Premium Bonds

Those with a significant amount of money in Premium Bonds usually have small wins at regular intervals, and of course there is always the possibility of winning a large amount. So this could be a sensible place to save at present, even for those who do not usually do anything approaching gambling. And since Premium Bonds are government owned, the original amount of money is always safe.

Perhaps the most important thing to do is keep an eye on savings rates and be prepared to move accounts if a better deal comes along. In the present economic situation this could make the difference between making a small gain at the end of the year, and losing money in real terms.

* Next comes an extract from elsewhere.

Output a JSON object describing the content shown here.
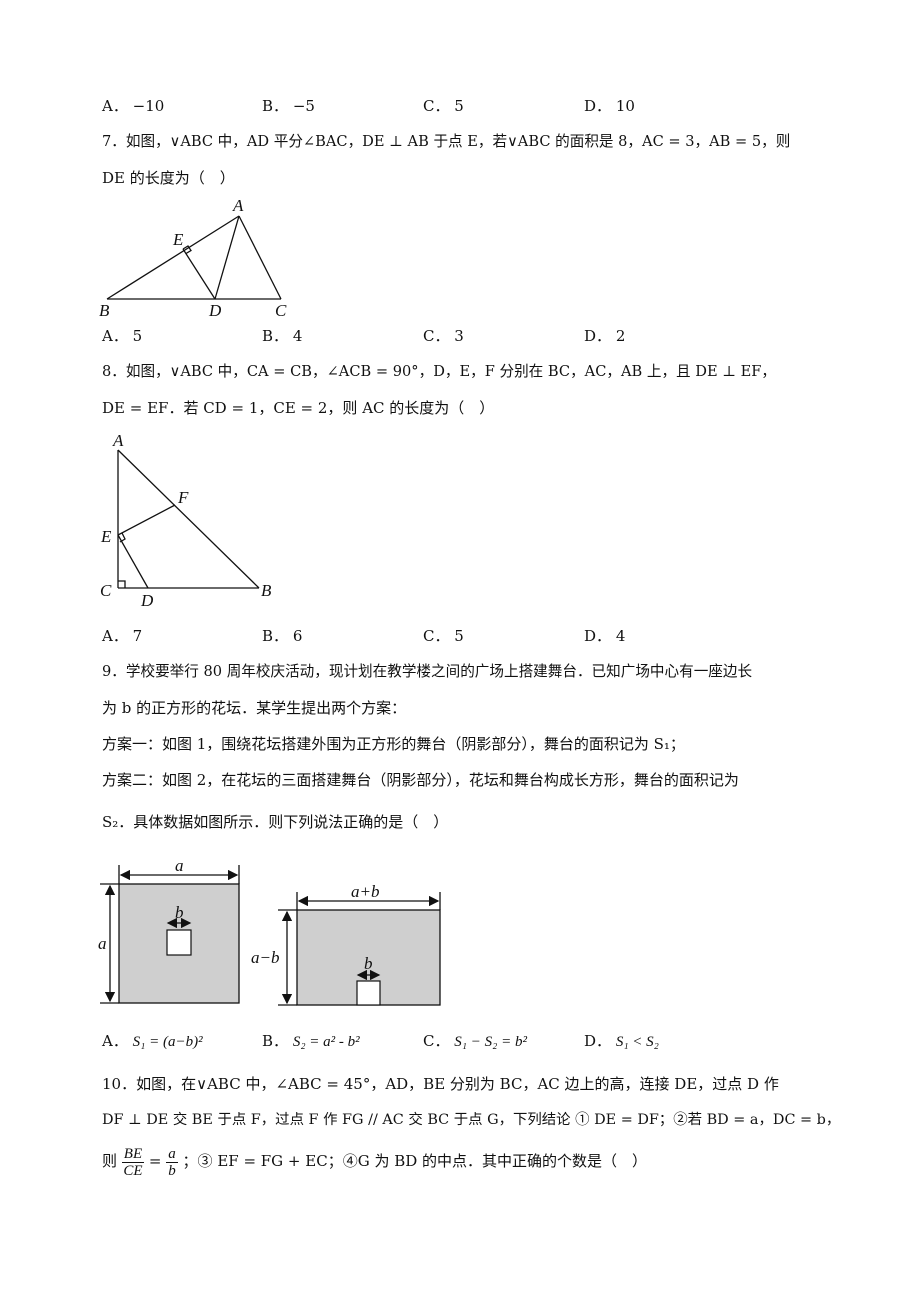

Why Choose an Individual Voluntary Arrangement? Debt Free with an IVA Debt Solution – No More Creditor Harassment

Those struggling with serious debts are able to choose between two main debt solutions: personal bankruptcy and an Individual Voluntary Arrangement. Both debt solutions result in a debt write-off, although the negative effects and percentage of debt written-off vary considerably.

What is an Individual Voluntary Arrangement?

An Individual Voluntary Arrangement is an agreement between a debtor and his creditors to write-off debt. How much debt can be written off is a matter of some conjecture, but it can be close to 75% for a small percentage of insolvents. Unlike a debt management plan, an IVA is legally binding on all creditors. The term of an IVA is normally 5 years and involves a pre-agreed monthly payment for the duration.

An Individual Voluntary Arrangement Prevents Creditor Harassment

Due to it being legally binding, it is against the law for a creditor to pursue someone for debts once they enter an Individual Voluntary Arrangement or declare personal bankruptcy. Should any creditor harassment occur, this should be reported to the Insolvency Practitioner immediately as it can be stopped.

An IVA Protects the Family Home

Unlike personal bankruptcy, an Individual Voluntary Arrangement serves to exclude the family home from the agreement. This means that someone with serious debts, such as credit card debt and unsecured loans, can continue to live in their home.

However, there is a clause drawn into almost all Individual Voluntary Arrangements that requires the insolvent to get a remortgage at the end of year 4. The terms of the IVA require that a remortgage be taken out for up to 80% of available equity although this will be based on affordability.

Professional Occupations and the Individual Voluntary Arrangement

Declaring personal bankruptcy would lead to the loss of a professional occupation. Those affected include: accountants, solicitors, government officials and financial advisors. It is believed that an Individual Voluntary Arrangement allows someone to maintain their professional status, although this is arguable.

Personal Bankruptcy and Money Lost through Speculation

Those who have lost money they have gained from unsecured loans, personal overdrafts and credit cards may find that they are affected by a Bankruptcy Restriction Order (BRO). This can mean that a bankrupt isn’t discharged for up to 15 years if he has been involved in stock trading or gambling. An IVA isn’t nearly as intrusive and doesn’t place further restrictions on an insolvent.

The IVA and Anonymity

Unlike personal bankruptcy, an IVA doesn’t result in an insolvency being published in the local newspaper and the London Gazette. An Individual Voluntary Arrangement is placed on a publicly available insolvency register, but few people tend to look at it.

An Individual Voluntary Arrangement is a suitable debt solution for those who have serious debts and are a home owner. Whilst it can help someone become debt free in 5 years, it isn’t suitable for everyone. Those with more modest financial difficulties should consider an alternative debt solution, such as a debt management plan.